'Oceans' gets underwater and under your skin
Disneynatures’s new documentary “Oceans,” released Earth day, April 22, has grabbed the attention of audiences across the spectrum of ages: from the tots to the elderly, from those who are environmentally aware to those who are simply fascinated with the secrets of the ocean. But is it what they expected? Did Disneynature set an impossible-to-reach standard with last year’s “Earth?”
According to the Disney website, this never before seen footage, which took four strenuous years to collect “with the latest underwater technologies” by Jacques Perrin and Jacques Cluzaud, reveals answers that are not found in our school libraries or textbooks.
“You must see it for yourself,” says narrator Pierce Brosnan. “Hear it. Taste it. Feel its power. Live it.”
And so, in that light, “Oceans” takes you by the hand, leading you into the very depth of the sea to experience this majesty first-hand and explore the ocean’s unknown nature.
Opening with a single child in deep thought about the ocean and what it entails, the voice of Brosnan explains that it is not something that child can learn in a book, but that he must experience it. From there, Brosnan poetically explains the ocean and it’s many magnificent wonders, taking the viewers down into the deep for some insider’s footage.
For some a reminder, for some a guilt trip, “Oceans” subtly brings to attention the effects of pollution. But by bringing up the sensitive subject in passing, the movie fails to take a firm stance. Indirectly laying a sort of responsibility upon our shoulders for the effects of global warming for just a passing moment, “Oceans” does little else to draw you into the movie emotionally. Besides the sweet and nurturing love from a mother walrus to her baby, the movie lacks the captivating drama that last year’s “Earth” portrayed so well.
Though the film is informative and aesthetically pleasing, I did have a few peeves concerning “Oceans.” Besides the implications toward evolution and global warming, it was hardly stimulating. Because of the lack of story line, the flow of the movie was a little bit rocky, understandably so, abruptly moving from one animal to the next as Brosnan’s voice, poetic and soft, coaxed my eyes shut with each word he spoke.

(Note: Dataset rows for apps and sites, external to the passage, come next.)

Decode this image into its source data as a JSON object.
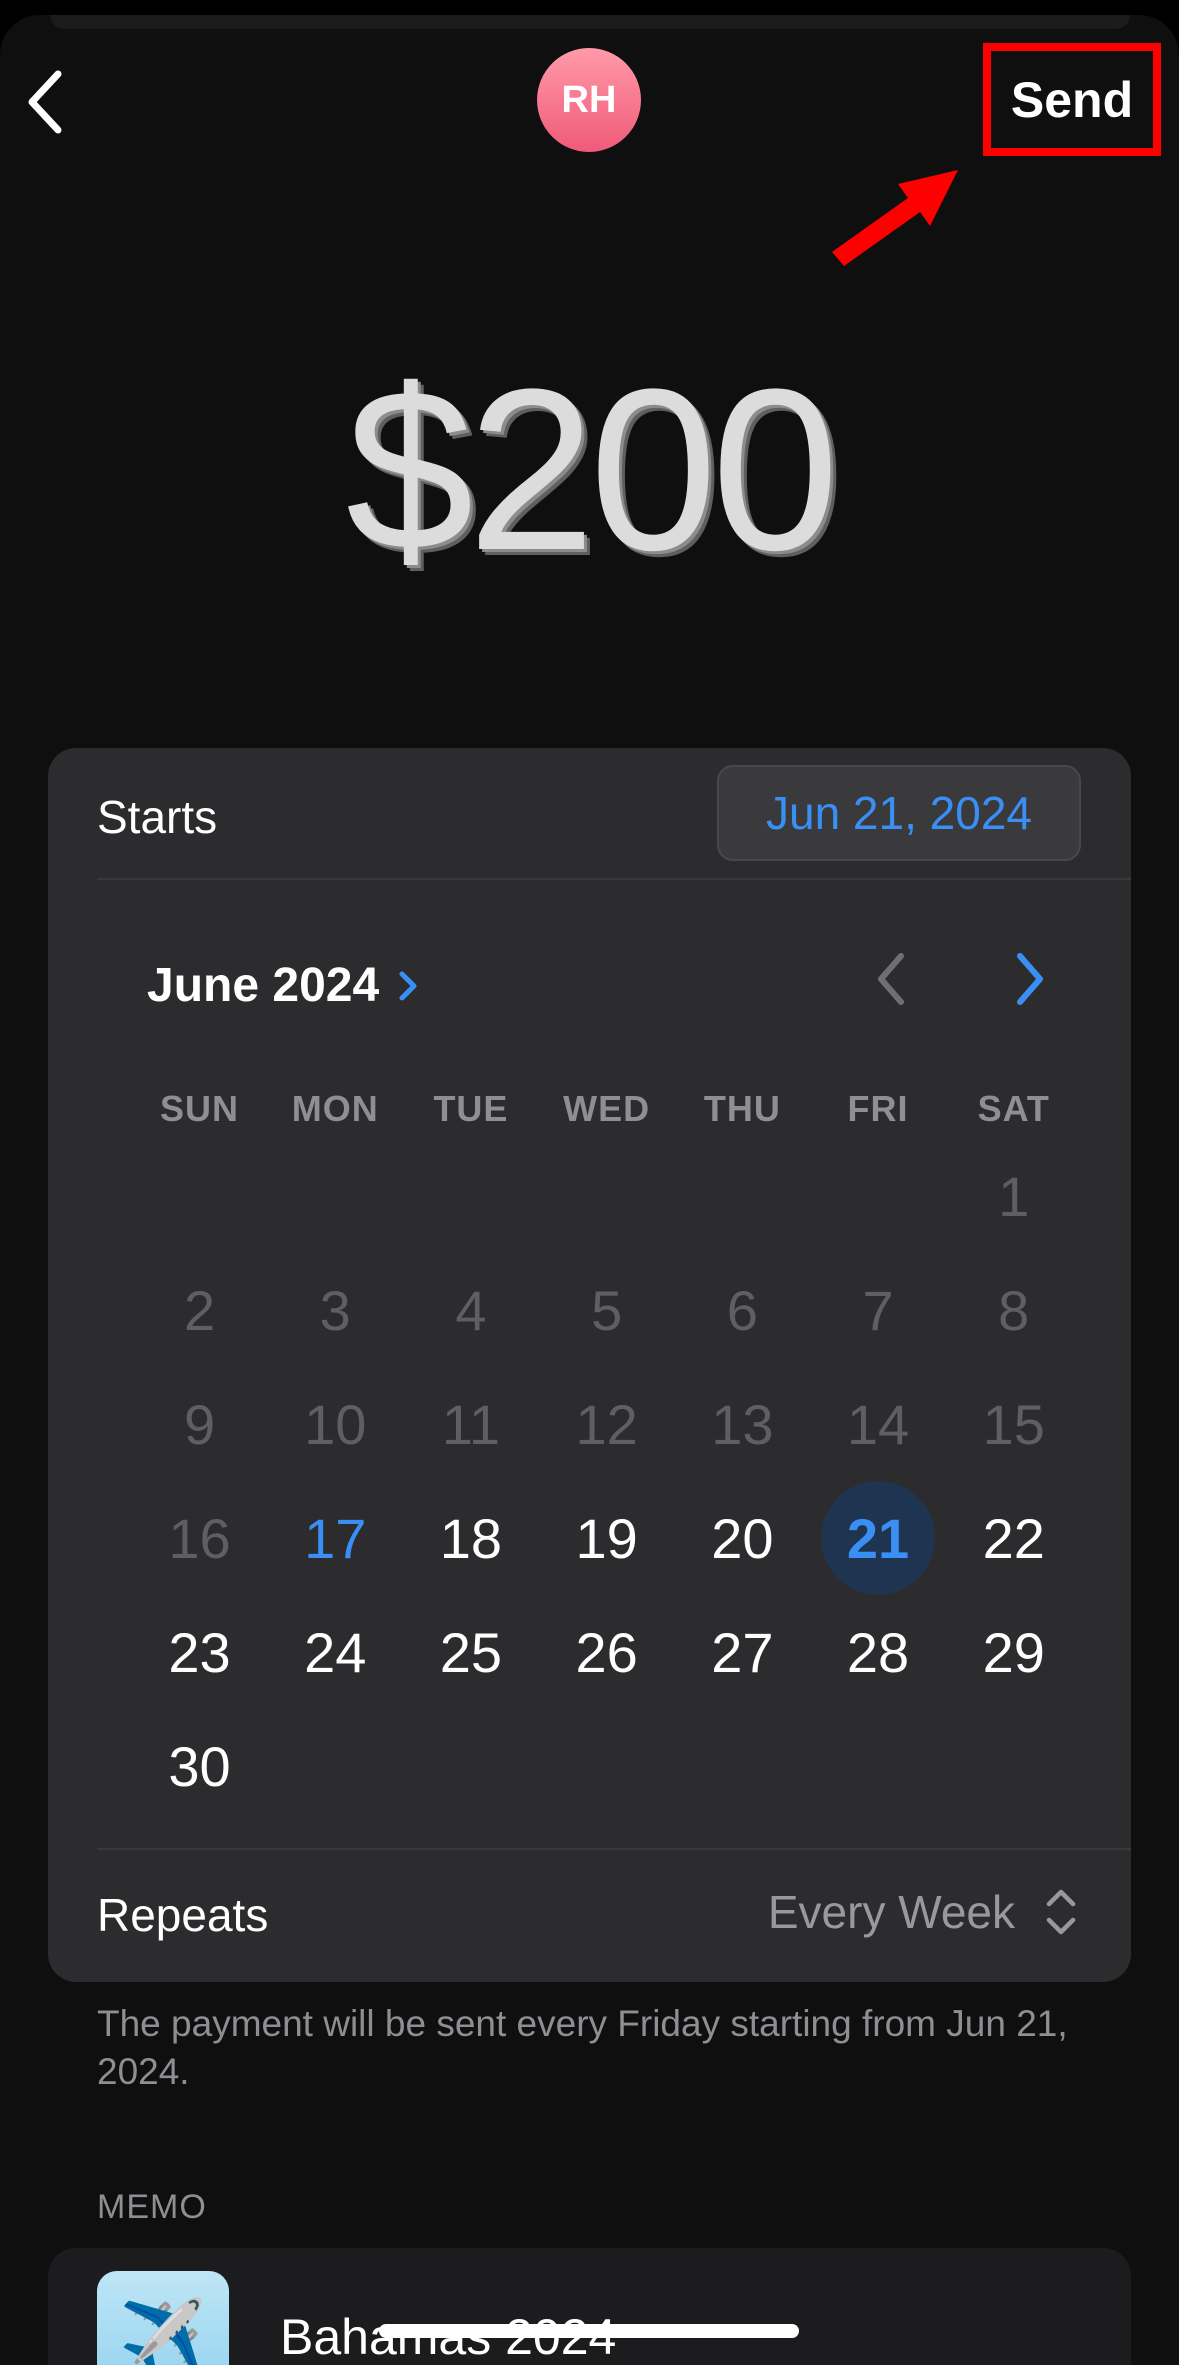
{
  "header": {
    "avatar_initials": "RH",
    "send_label": "Send"
  },
  "amount": "$200",
  "schedule": {
    "starts_label": "Starts",
    "start_date": "Jun 21, 2024",
    "month_title": "June 2024",
    "weekdays": [
      "SUN",
      "MON",
      "TUE",
      "WED",
      "THU",
      "FRI",
      "SAT"
    ],
    "days": [
      {
        "d": "1",
        "state": "past"
      },
      {
        "d": "2",
        "state": "past"
      },
      {
        "d": "3",
        "state": "past"
      },
      {
        "d": "4",
        "state": "past"
      },
      {
        "d": "5",
        "state": "past"
      },
      {
        "d": "6",
        "state": "past"
      },
      {
        "d": "7",
        "state": "past"
      },
      {
        "d": "8",
        "state": "past"
      },
      {
        "d": "9",
        "state": "past"
      },
      {
        "d": "10",
        "state": "past"
      },
      {
        "d": "11",
        "state": "past"
      },
      {
        "d": "12",
        "state": "past"
      },
      {
        "d": "13",
        "state": "past"
      },
      {
        "d": "14",
        "state": "past"
      },
      {
        "d": "15",
        "state": "past"
      },
      {
        "d": "16",
        "state": "past"
      },
      {
        "d": "17",
        "state": "today"
      },
      {
        "d": "18",
        "state": "future"
      },
      {
        "d": "19",
        "state": "future"
      },
      {
        "d": "20",
        "state": "future"
      },
      {
        "d": "21",
        "state": "selected"
      },
      {
        "d": "22",
        "state": "future"
      },
      {
        "d": "23",
        "state": "future"
      },
      {
        "d": "24",
        "state": "future"
      },
      {
        "d": "25",
        "state": "future"
      },
      {
        "d": "26",
        "state": "future"
      },
      {
        "d": "27",
        "state": "future"
      },
      {
        "d": "28",
        "state": "future"
      },
      {
        "d": "29",
        "state": "future"
      },
      {
        "d": "30",
        "state": "future"
      }
    ],
    "repeats_label": "Repeats",
    "repeats_value": "Every Week"
  },
  "footnote": "The payment will be sent every Friday starting from Jun 21, 2024.",
  "memo": {
    "label": "MEMO",
    "icon": "airplane-emoji",
    "text": "Bahamas 2024"
  },
  "colors": {
    "accent": "#3a8ff5",
    "annotation": "#ff0000"
  }
}
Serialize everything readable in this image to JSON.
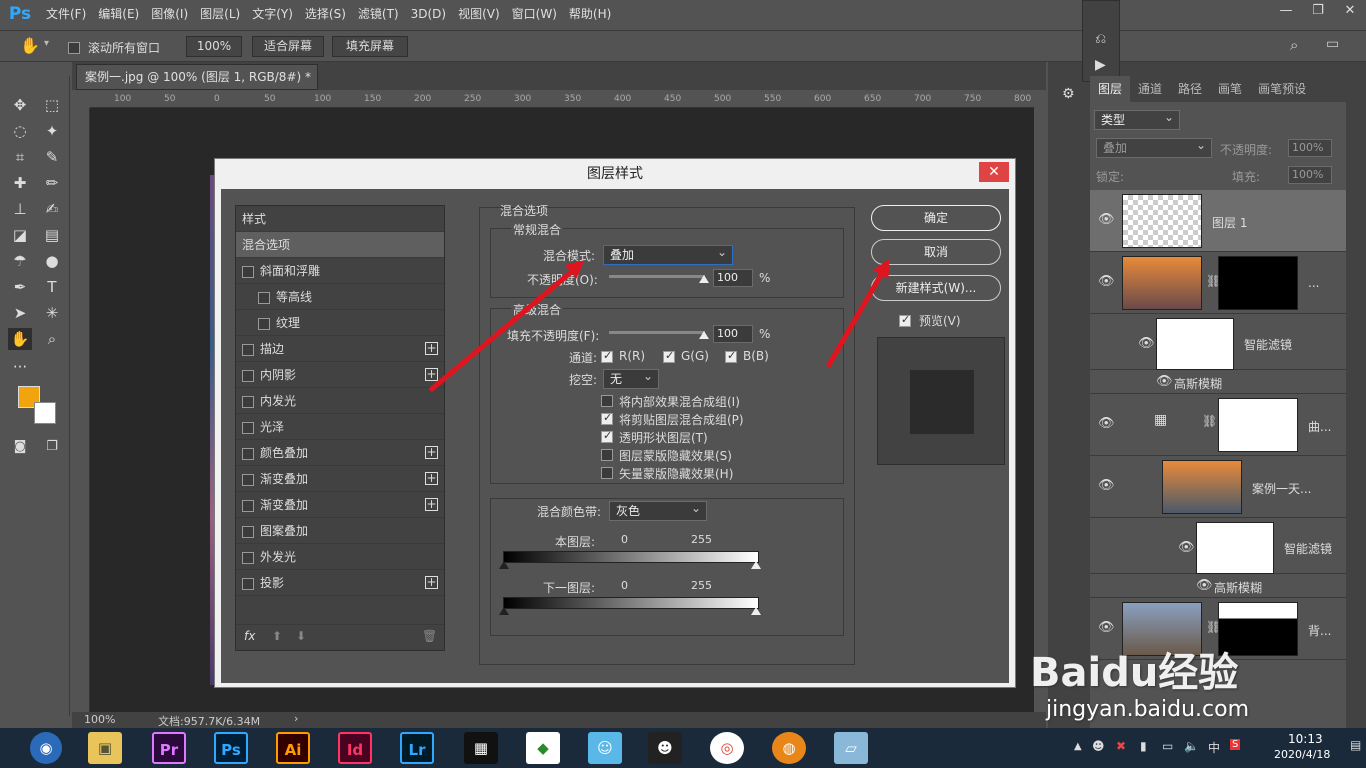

Though “Oceans” is an okay choice for the whole family, I would be in no hurry to spend $10 a pop for what seemed like an elongated Discovery channel episode. I suggest being patient until it hits the cheap seats or comes out on DVD. I expected more from Disney and thought that although it revealed an amazing view and perspective of underwater life captured in unfathomable ways, I was a bit disappointed with the way it was presented and would have rather waited to see it in a less expensive fashion. Because of its G-rated material, informative nature and truly incredible footage, “Oceans” is better for kids than most movies out today. But unless you come with an idea of what the movie really is or a desire to be informed, the stimulation factor is lacking immensely.
If you do decide to splurge and spend those 10 bucks to watch it on the big screen or have already done it before knowing you splurged for a nap, do not despair. There is one upside. Partnering with Nature Conservancy, Disneynature is donating part of their ticket sales to preserving the coral reefs, giving back to the environment and has also helped to create marine reserves off the Bahamas.
“These are the equivalent of creating national parks,” said Dan Hahn, the executive producer of “Oceans” in an interview with Fanbolt.com. “You try to go out and create some land, and in this case a stretch of coral reefs that is protected and set aside for future generations, and just allowed to exist in its most beautiful form.”